They supposedly came out of the trenches, shared a few drinks and declared
a truce for Christmas.’
I snorted. ‘That sounds like an urban legend.’
‘It does, doesn’t it?’ he said softly, and I suddenly
wondered if he were fading on me. ‘But I like to believe.’
I shook my head, not really able to disabuse him of his faith, and who knew?
Maybe it was true. It didn’t seem likely to me, but then… no
one was shooting at me at the moment either.
Duo chuckled softly, almost to himself, and then I heard his rifle scrape
gently against concrete. I turned sharply his way, sure that he’d
just laid his weapon aside, but I couldn’t see well enough to tell.
I opened my mouth to admonish him, but then closed it again… thinking
better of it. Somehow, it just didn’t seem to matter. I wondered at
myself, but wasn’t quite sure where the soldier had gone.
‘Look Heero,’ Duo called out, and his voice held a spark of
some childish awe. ‘It’s snowing.’
I looked up and found the flakes just beginning to come down, falling fat
and wet, and so utterly silent. The bells still sounded, ringing merrily
and I shivered.
‘I love the snow,’ Duo said with an air of serenity about him,
‘Sister Helen used to tell us about snow, but I didn’t believe
her until I came to Earth and saw it with my own eyes.’ There was
something in his voice that was very calm, and I don’t know why…
but it frightened me. ‘Have you ever been to midnight mass, Heero?
The choir is so beautiful. Somehow… on Christmas Eve, it was like
hearing angels sing.’
I didn’t reply, but he didn’t seem to need me to. There was
a moment of the oddest silence, full of a strange… anticipation, and
suddenly… Duo began to sing.
I had never heard him sing before, and I doubt I was hearing him at his
best, sitting in a ruined city with a bullet in him. But… I thought

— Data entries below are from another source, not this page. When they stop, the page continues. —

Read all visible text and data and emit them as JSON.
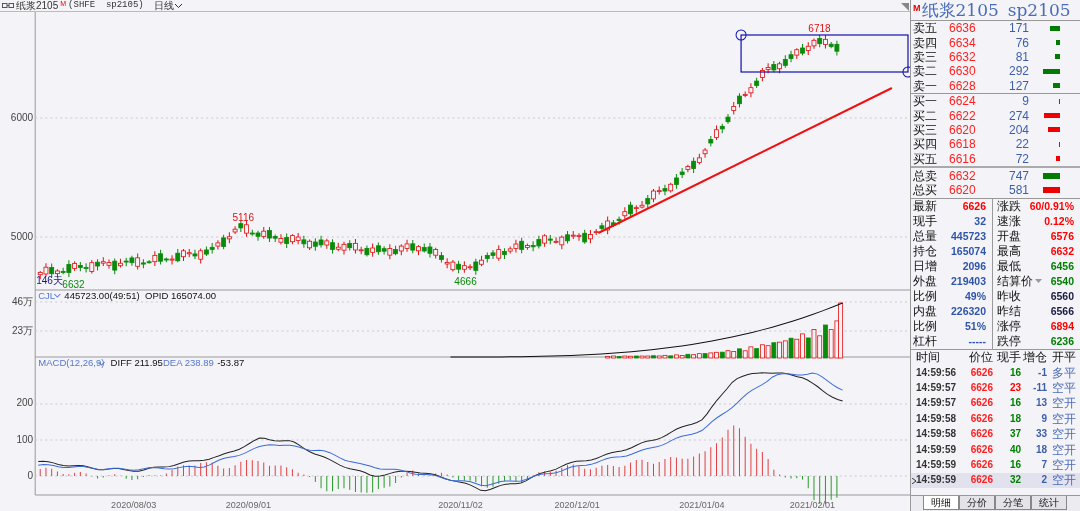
{
  "header": {
    "name": "纸浆2105",
    "flag": "M",
    "code": "(SHFE  sp2105)",
    "period": "日线"
  },
  "main_chart": {
    "y_labels": [
      "6000",
      "5000"
    ],
    "annotations": [
      {
        "text": "6718",
        "kind": "high"
      },
      {
        "text": "5116",
        "kind": "high"
      },
      {
        "text": "146天",
        "kind": "span"
      },
      {
        "text": "6632",
        "kind": "low"
      },
      {
        "text": "4666",
        "kind": "low"
      }
    ]
  },
  "volume_panel": {
    "indicator": "CJL",
    "readout": "445723.00(49:51)  OPID 165074.00",
    "y_labels": [
      "46万",
      "23万"
    ]
  },
  "macd_panel": {
    "indicator": "MACD(12,26,9)",
    "diff": "DIFF 211.95",
    "dea": "DEA 238.89",
    "macd": "-53.87",
    "y_labels": [
      "200",
      "100",
      "0"
    ]
  },
  "x_labels": [
    "2020/08/03",
    "2020/09/01",
    "2020/11/02",
    "2020/12/01",
    "2021/01/04",
    "2021/02/01"
  ],
  "quote": {
    "flag": "M",
    "name": "纸浆2105",
    "code": "sp2105",
    "asks": [
      {
        "label": "卖五",
        "price": "6636",
        "volume": "171"
      },
      {
        "label": "卖四",
        "price": "6634",
        "volume": "76"
      },
      {
        "label": "卖三",
        "price": "6632",
        "volume": "81"
      },
      {
        "label": "卖二",
        "price": "6630",
        "volume": "292"
      },
      {
        "label": "卖一",
        "price": "6628",
        "volume": "127"
      }
    ],
    "bids": [
      {
        "label": "买一",
        "price": "6624",
        "volume": "9"
      },
      {
        "label": "买二",
        "price": "6622",
        "volume": "274"
      },
      {
        "label": "买三",
        "price": "6620",
        "volume": "204"
      },
      {
        "label": "买四",
        "price": "6618",
        "volume": "22"
      },
      {
        "label": "买五",
        "price": "6616",
        "volume": "72"
      }
    ],
    "totals": [
      {
        "label": "总卖",
        "price": "6632",
        "volume": "747",
        "color": "#007a00"
      },
      {
        "label": "总买",
        "price": "6620",
        "volume": "581",
        "color": "#ee0000"
      }
    ],
    "stats_left": [
      {
        "label": "最新",
        "value": "6626",
        "color": "#ff0000"
      },
      {
        "label": "现手",
        "value": "32",
        "color": "#2f55a8"
      },
      {
        "label": "总量",
        "value": "445723",
        "color": "#2f55a8"
      },
      {
        "label": "持仓",
        "value": "165074",
        "color": "#2f55a8"
      },
      {
        "label": "日增",
        "value": "2096",
        "color": "#2f55a8"
      },
      {
        "label": "外盘",
        "value": "219403",
        "color": "#2f55a8"
      },
      {
        "label": "比例",
        "value": "49%",
        "color": "#2f55a8"
      },
      {
        "label": "内盘",
        "value": "226320",
        "color": "#2f55a8"
      },
      {
        "label": "比例",
        "value": "51%",
        "color": "#2f55a8"
      },
      {
        "label": "杠杆",
        "value": "-----",
        "color": "#2f55a8"
      }
    ],
    "stats_right": [
      {
        "label": "涨跌",
        "value": "60/0.91%",
        "color": "#ff0000",
        "dropdown": false
      },
      {
        "label": "速涨",
        "value": "0.12%",
        "color": "#ff0000",
        "dropdown": false
      },
      {
        "label": "开盘",
        "value": "6576",
        "color": "#ff0000",
        "dropdown": false
      },
      {
        "label": "最高",
        "value": "6632",
        "color": "#ff0000",
        "dropdown": false
      },
      {
        "label": "最低",
        "value": "6456",
        "color": "#008000",
        "dropdown": false
      },
      {
        "label": "结算价",
        "value": "6540",
        "color": "#008000",
        "dropdown": true
      },
      {
        "label": "昨收",
        "value": "6560",
        "color": "#1a1a40",
        "dropdown": false
      },
      {
        "label": "昨结",
        "value": "6566",
        "color": "#1a1a40",
        "dropdown": false
      },
      {
        "label": "涨停",
        "value": "6894",
        "color": "#ff0000",
        "dropdown": false
      },
      {
        "label": "跌停",
        "value": "6236",
        "color": "#008000",
        "dropdown": false
      }
    ],
    "trades": {
      "columns": [
        "时间",
        "价位",
        "现手",
        "增仓",
        "开平"
      ],
      "rows": [
        {
          "time": "14:59:56",
          "price": "6626",
          "hand": "16",
          "color": "#008000",
          "change": "-1",
          "type": "多平",
          "selected": false
        },
        {
          "time": "14:59:57",
          "price": "6626",
          "hand": "23",
          "color": "#ff0000",
          "change": "-11",
          "type": "空平",
          "selected": false
        },
        {
          "time": "14:59:57",
          "price": "6626",
          "hand": "16",
          "color": "#008000",
          "change": "13",
          "type": "空开",
          "selected": false
        },
        {
          "time": "14:59:58",
          "price": "6626",
          "hand": "18",
          "color": "#008000",
          "change": "9",
          "type": "空开",
          "selected": false
        },
        {
          "time": "14:59:58",
          "price": "6626",
          "hand": "37",
          "color": "#008000",
          "change": "33",
          "type": "空开",
          "selected": false
        },
        {
          "time": "14:59:59",
          "price": "6626",
          "hand": "40",
          "color": "#008000",
          "change": "18",
          "type": "空开",
          "selected": false
        },
        {
          "time": "14:59:59",
          "price": "6626",
          "hand": "16",
          "color": "#008000",
          "change": "7",
          "type": "空开",
          "selected": false
        },
        {
          "time": "14:59:59",
          "price": "6626",
          "hand": "32",
          "color": "#008000",
          "change": "2",
          "type": "空开",
          "selected": true
        }
      ]
    },
    "tabs": [
      {
        "label": "明细",
        "selected": true
      },
      {
        "label": "分价",
        "selected": false
      },
      {
        "label": "分笔",
        "selected": false
      },
      {
        "label": "统计",
        "selected": false
      }
    ]
  }
}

his voice was as beautiful as any choir he might ever have known. Surprisingly
deep, somehow mellow, and strong despite the obvious pain behind it. It
should have seemed a foolish thing, but it didn’t. It just felt right
‘Silent night, holy night…’ he sang, while I sat and listened
like we were sitting in a church somewhere and not in the middle of a broken
city. In the middle of a battlefield.
The bells still tolled behind Duo’s voice and it flitted through my
mind that perhaps the city wasn’t so broken after all. I knew the
bells had sounded first, but it seemed as though they rang only to accompany
‘All is calm, all is bright…’ and then somewhere ahead
of us, somewhere in the dark, another voice joined in. Something in my chest
felt… odd. Later, I would remember looking up and watching Duo’s
snow fall out of the dark, but I wouldn’t remember the exactly moment
I laid my rifle aside. I wouldn’t remember standing up and starting
the walk across the wide, exposed street.
Duo didn’t falter, perhaps he didn’t see me coming, and I’m
just as glad because some part of me fully believed that he sang me across
that street. That his voice protected me until I reached his side. A silly
notion, I suppose, but that’s how it felt… as though his voice
were wrapped around me, and guided me across that open expanse.
I should have been afraid, but I wasn’t.
I’d had the med-kit with me and Duo’s voice faltered as I bent
to packing his wound, finally stopping all together with a pained gasp.
The shadow voice hesitated as well, seeming to stumble on the lyrics, and
a third voice picked up the second verse.
‘Shepherds quake at the sight…’ and the bells still rang
their silver thread behind the words. I picked Duo up in my arms, and I
walked away from that place, our weapons left lying in the dust, slowly
being covered by the snow.
Duo’s head was heavy against my shoulder, but I could hear the bemused
smile in his voice as he said, ‘I think… maybe I believe.’
‘You believe in your spirit of Christmas,’ I whispered against
the top of his head. ‘And I’ll… believe in you.’
Fiction : GW :